At Armstrong Interiors we have experience with designing outdoor barbecue areas. Using UV-based materials and hardwearing options for extreme weather elements is a must. Outdoor kitchen taps and sinks all need to be of marine quality. Fireplaces also complement and tie in the materials, scales and proportions for an overall timeless design.
What are some exterior must-haves for summer?
It is more and more popular to have an outdoor seating/lounge area. I recommend either a modular sofa with side tables and a centre table, or two outdoor sofas of the same size and a couple of matching chairs and perhaps an outdoor rug. The idea is to treat this like an outdoor room – keep the space intimate and not too spread out. Have some big blankets on-hand ready to wrap around yourself when the nights become a bit cooler in temperature.
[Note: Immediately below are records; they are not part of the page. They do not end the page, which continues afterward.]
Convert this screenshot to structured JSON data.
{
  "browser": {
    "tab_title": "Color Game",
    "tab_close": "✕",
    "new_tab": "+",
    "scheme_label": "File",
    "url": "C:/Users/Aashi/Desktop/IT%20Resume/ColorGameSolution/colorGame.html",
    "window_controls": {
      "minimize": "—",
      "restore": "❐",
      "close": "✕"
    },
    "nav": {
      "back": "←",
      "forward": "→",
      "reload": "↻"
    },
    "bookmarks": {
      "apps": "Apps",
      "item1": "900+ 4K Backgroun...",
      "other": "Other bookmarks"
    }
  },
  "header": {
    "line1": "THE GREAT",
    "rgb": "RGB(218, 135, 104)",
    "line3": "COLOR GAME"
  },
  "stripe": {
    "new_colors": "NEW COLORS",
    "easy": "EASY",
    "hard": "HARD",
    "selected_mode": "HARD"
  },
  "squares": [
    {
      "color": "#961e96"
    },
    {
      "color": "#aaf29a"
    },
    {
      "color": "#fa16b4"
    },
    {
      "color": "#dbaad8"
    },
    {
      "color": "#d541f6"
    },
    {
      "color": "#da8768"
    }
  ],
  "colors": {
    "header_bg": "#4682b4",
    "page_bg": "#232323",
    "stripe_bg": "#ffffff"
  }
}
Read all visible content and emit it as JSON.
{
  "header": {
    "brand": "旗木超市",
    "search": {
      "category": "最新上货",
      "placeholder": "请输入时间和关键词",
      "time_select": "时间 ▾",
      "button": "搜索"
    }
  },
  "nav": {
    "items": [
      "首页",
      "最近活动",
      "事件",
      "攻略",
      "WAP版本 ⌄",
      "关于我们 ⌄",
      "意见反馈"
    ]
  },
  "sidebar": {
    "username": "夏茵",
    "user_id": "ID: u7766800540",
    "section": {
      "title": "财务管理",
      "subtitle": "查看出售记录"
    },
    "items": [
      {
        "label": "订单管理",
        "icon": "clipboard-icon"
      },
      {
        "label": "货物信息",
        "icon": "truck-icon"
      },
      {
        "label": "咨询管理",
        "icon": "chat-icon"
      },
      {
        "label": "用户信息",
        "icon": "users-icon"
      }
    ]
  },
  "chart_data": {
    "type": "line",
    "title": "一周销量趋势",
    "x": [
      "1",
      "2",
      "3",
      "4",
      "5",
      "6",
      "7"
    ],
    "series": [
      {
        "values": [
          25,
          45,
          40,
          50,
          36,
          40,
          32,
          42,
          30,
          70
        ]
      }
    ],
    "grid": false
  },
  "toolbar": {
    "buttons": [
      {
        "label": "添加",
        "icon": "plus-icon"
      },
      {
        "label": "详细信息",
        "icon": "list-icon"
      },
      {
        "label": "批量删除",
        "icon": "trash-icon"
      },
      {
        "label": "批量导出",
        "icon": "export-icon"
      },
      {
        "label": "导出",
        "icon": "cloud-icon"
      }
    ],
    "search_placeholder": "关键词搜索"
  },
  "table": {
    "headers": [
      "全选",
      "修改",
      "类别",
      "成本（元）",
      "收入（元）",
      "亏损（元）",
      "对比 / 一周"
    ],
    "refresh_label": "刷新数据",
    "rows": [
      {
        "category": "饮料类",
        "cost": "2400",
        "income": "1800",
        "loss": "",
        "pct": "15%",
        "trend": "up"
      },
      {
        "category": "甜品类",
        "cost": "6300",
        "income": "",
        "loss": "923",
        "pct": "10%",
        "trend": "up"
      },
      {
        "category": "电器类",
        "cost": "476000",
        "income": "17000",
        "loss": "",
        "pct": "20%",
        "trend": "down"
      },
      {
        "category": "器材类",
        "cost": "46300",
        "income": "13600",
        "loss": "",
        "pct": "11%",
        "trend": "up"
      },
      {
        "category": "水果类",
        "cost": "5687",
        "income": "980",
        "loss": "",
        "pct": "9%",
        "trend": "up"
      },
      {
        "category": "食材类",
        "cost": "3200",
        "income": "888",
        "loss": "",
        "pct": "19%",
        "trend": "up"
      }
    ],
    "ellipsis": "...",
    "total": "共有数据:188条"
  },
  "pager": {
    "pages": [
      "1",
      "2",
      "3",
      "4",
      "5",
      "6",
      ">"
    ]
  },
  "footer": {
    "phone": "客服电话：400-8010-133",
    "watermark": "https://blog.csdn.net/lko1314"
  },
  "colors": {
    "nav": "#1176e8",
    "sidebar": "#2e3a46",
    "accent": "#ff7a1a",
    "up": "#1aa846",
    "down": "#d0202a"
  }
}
Spring is the season of transformation when it comes to our humble abode. But according to award-winning interior designer Angelique Armstrong from Armstrong Interiors, this season is about so much more than the archetypal spring clean.
With spring finally here, what does this mean from an interior design perspective?
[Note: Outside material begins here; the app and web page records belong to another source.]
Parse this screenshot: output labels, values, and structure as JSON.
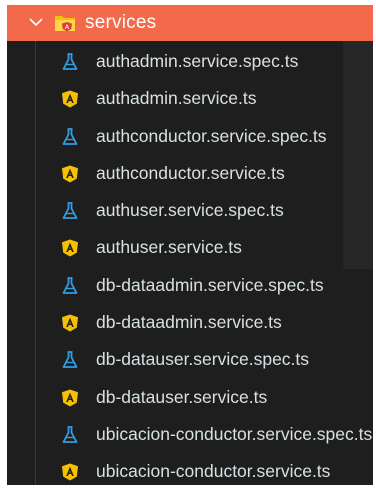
{
  "folder": {
    "name": "services",
    "icon": "angular-folder-icon",
    "expanded": true,
    "highlight_color": "#f26a4a"
  },
  "files": [
    {
      "name": "authadmin.service.spec.ts",
      "icon": "test-flask-icon"
    },
    {
      "name": "authadmin.service.ts",
      "icon": "angular-service-icon"
    },
    {
      "name": "authconductor.service.spec.ts",
      "icon": "test-flask-icon"
    },
    {
      "name": "authconductor.service.ts",
      "icon": "angular-service-icon"
    },
    {
      "name": "authuser.service.spec.ts",
      "icon": "test-flask-icon"
    },
    {
      "name": "authuser.service.ts",
      "icon": "angular-service-icon"
    },
    {
      "name": "db-dataadmin.service.spec.ts",
      "icon": "test-flask-icon"
    },
    {
      "name": "db-dataadmin.service.ts",
      "icon": "angular-service-icon"
    },
    {
      "name": "db-datauser.service.spec.ts",
      "icon": "test-flask-icon"
    },
    {
      "name": "db-datauser.service.ts",
      "icon": "angular-service-icon"
    },
    {
      "name": "ubicacion-conductor.service.spec.ts",
      "icon": "test-flask-icon"
    },
    {
      "name": "ubicacion-conductor.service.ts",
      "icon": "angular-service-icon"
    }
  ],
  "colors": {
    "background": "#1e1e1e",
    "text": "#d7e0e3",
    "test_icon": "#2f9fe0",
    "angular_icon": "#f5c000"
  }
}
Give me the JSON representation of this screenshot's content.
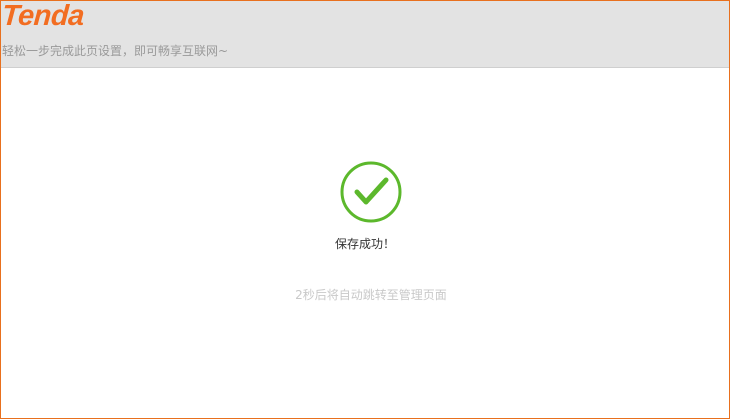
{
  "header": {
    "logo_text": "Tenda",
    "tagline": "轻松一步完成此页设置，即可畅享互联网~"
  },
  "main": {
    "status_icon": "check-circle-icon",
    "status_message": "保存成功！",
    "redirect_message": "2秒后将自动跳转至管理页面"
  },
  "colors": {
    "brand": "#f26d21",
    "success": "#5cb82c",
    "header_bg": "#e3e3e3",
    "border": "#e8701e"
  }
}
Consider your family – how do they want to live, what makes them feel good, what do they need to improve about their living space and minds? The arrival of spring brings freshness, fragrance and finally opening the doors to let the sunshine in. So a nice way to freshen up your home is to have a good tidy up of things you have accumulated during winter. It’s a chance to simplify your bench tops and re-style your furniture layout. Your interiors have the power to change your mood.
After winter’s heavy throws and blankets, how do we style beds for spring?
This is a nice time to take the darker, moody, warm tones away and replace them with soft greys and whites. We still need warmth, so maybe change things up with a lighter throw on the end of the bed and new cushions. Try sleeping in linen sheets; this will be lovely change.
With the end of the year fast approaching, when is the best time to get started on home projects?
Spring is always a busy time, coming into the silly season, with Labour Weekend and Show Week just around the corner. Easy yet effective changes include adding cushions, painting a room (a cost-effective way to get a fabulous new feel), changing accessories or new curtains to instantly change the feel.
We have been spoilt with choice of colours over the winter with mustards, oranges and dark greens. What colour trends are we looking at for spring?
I have just painted and restyled my own bedroom for spring. I used Resene Quarter Rice Cake. This is a creamy white; warm and fresh. Great for villas or for someone looking for more than just white. I have accessorised with a soft floral pot plant, new cushions on my bed in Liberty Florian, with piped edge and backing in velvet, and very soft dove grey linen duvet and white sheets. Feminine colour tones and patterns. This summer, florals are in and I was in the mood for ‘soft and pretty’.